Untangling online disinformation with Jane Lytvynenko

For BuzzFeed News reporter Jane Lytvynenko, disinformation in the media is a widespread and concerning issue. The 2016 U.S. election, Myanmar gaining internet access 2013, and the 2014 protests in Ukraine, were events where disinformation led to hate and violence – and Lytvynenko’s job is to try to untangle it. “We collect all the falsehoods online, and we roll them into an ongoing post, which I also live tweet on Twitter, and we sometimes translate into video. What it does is it's essentially a public service. It shows people what information they shouldn't trust while the information vacuum is being filled by what we do know.”

Speaking to students in Lise Lareau’s COMN 4130 course recently, Jane explained how her team uses an online verification technique called open-source intelligence. This method, first used by various military operations, gathers information that is already publicly available and tells you as much as possible about a situation or a person. “What this means is, for instance, we see a video and we don't know where it came from what we do is we look at all the other instances where that video has been shot. If we're not able to find that, then we try to geolocate the video by trying to figure out what are the defining characteristics in the background that we can latch on to that can help us understand where the video was shot or when the video was shot. We look at things like the shape of mountain ranges the weather for the day where people may have been.” This highly specialized skill set ended up assisting Jane and her BuzzFeed coworkers in their unionization efforts. “When we were having the conversation about unionization and who should be the person to put their name forward, I volunteered because I knew that it would be difficult to replace me because I had this skill set.”

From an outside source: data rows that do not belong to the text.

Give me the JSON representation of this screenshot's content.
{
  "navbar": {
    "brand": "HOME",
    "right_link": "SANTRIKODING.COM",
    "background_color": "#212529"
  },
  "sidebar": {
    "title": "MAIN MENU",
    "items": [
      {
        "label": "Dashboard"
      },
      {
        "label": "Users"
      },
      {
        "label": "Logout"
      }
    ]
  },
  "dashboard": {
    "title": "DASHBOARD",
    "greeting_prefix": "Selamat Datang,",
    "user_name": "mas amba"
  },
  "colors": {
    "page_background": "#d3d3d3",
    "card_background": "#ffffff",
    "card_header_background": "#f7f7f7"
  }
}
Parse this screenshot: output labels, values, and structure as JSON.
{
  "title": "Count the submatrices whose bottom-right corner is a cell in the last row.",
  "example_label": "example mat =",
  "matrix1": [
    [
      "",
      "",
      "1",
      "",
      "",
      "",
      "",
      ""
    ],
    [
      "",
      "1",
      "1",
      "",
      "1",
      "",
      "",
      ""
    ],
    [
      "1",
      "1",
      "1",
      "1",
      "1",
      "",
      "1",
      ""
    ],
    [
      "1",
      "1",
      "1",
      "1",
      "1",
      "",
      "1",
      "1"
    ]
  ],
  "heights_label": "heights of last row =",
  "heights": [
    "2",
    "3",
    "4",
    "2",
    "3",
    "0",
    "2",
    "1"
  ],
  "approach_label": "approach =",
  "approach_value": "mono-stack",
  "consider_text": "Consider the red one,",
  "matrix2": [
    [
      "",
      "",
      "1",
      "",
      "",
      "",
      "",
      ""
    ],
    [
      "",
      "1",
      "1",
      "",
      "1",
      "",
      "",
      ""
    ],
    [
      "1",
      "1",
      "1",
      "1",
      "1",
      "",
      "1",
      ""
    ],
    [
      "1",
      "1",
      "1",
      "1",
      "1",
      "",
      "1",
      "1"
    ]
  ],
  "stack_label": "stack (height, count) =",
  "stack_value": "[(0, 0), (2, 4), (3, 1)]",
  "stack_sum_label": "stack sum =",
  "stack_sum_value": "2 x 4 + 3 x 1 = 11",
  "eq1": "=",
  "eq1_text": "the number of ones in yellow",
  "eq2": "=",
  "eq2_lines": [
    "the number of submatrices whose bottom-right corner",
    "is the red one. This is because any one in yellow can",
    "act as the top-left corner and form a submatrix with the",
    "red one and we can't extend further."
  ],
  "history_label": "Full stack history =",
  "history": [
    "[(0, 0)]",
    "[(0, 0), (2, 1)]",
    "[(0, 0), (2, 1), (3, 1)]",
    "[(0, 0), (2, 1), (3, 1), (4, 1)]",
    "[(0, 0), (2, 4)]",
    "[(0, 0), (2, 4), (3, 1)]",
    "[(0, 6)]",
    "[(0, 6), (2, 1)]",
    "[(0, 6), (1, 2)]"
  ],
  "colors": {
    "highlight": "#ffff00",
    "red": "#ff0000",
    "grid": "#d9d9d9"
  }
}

The small BuzzFeed office began thinking of unionizing in 2018. Although most were on board, they deemed it too risky as the BuzzFeed UK team had failed in their unionization attempts. The idea was brought back though during a traumatic round of layoffs (that decimated 15% of the workforce) where it was revealed that the ones let go would not get a payout for the time off that they had accrued.

A letter, sent by the Workers Council and signed by nearly 600 BuzzFeed employees (including managers), was the single uniting catalyst that changed the company. “…really showed that the power of what workers can do when they say, 'no, we're all together on this issue. You're going to change the way the company has been run.'

Jane and her co-workers realized that the smartest solution would be to unionize at the same time as her U.S. colleagues. “We announced our intention to unionize on February 13th, which was perfectly timed with the U.S. union on the same day. That gave us a huge degree of protection that we really wouldn't have had if we unionized the year prior.”

Although there was pushback and hurdles, Lytvynenko and her co-workers eventually unionized in March 2019, making history in the process. "It is also the first time that any media union unionized with the same place (CMG in Canada, NewsGuild in the U.S.) - they're sister unions. It's the first time that that has ever happened."